- What to work on:
Among the entries below, find every line that contains the string "JSON", then copy it.

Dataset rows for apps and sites

........

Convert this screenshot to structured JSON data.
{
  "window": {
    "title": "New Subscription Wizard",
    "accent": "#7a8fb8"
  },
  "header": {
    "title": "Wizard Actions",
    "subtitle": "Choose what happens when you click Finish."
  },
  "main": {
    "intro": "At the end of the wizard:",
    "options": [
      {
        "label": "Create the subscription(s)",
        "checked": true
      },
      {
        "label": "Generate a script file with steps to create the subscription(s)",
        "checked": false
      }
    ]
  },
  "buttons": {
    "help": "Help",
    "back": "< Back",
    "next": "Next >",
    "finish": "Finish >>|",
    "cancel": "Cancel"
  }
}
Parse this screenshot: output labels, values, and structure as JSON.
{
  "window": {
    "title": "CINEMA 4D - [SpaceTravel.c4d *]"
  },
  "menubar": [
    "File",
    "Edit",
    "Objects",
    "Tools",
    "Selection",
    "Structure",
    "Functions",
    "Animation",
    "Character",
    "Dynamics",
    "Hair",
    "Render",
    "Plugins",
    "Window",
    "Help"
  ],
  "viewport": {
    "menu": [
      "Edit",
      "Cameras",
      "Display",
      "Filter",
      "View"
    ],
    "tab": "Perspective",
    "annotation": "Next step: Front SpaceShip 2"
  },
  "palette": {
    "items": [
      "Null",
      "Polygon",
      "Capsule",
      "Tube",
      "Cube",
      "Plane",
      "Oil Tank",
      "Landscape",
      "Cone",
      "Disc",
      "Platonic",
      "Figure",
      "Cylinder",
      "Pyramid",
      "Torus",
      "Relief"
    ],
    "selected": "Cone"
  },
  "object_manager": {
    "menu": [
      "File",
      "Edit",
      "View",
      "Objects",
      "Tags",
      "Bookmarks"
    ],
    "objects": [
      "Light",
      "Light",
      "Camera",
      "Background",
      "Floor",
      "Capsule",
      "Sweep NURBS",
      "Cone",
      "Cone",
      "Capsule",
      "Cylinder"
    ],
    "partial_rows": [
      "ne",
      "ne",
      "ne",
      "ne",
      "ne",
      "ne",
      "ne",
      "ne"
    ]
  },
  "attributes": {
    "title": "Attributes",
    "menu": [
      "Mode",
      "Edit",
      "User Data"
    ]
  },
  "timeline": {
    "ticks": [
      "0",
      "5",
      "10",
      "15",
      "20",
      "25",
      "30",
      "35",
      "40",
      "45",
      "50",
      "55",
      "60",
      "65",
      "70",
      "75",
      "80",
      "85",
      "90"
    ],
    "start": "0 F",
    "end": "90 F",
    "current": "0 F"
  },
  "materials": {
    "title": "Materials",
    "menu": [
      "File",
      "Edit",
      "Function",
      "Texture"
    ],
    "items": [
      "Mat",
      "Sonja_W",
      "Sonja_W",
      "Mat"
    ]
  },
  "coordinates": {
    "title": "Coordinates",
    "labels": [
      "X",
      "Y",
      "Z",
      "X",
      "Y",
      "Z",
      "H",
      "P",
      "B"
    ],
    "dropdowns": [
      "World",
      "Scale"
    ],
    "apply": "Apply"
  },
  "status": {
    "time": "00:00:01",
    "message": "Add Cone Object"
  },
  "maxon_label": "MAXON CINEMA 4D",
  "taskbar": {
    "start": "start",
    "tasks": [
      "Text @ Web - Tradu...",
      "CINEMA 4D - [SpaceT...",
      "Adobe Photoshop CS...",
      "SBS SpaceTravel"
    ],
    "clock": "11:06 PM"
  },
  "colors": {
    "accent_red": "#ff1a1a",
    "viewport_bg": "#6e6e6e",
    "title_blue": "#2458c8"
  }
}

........

- Answer space:
Convert this screenshot to structured JSON data.
Parse this screenshot: output labels, values, and structure as JSON.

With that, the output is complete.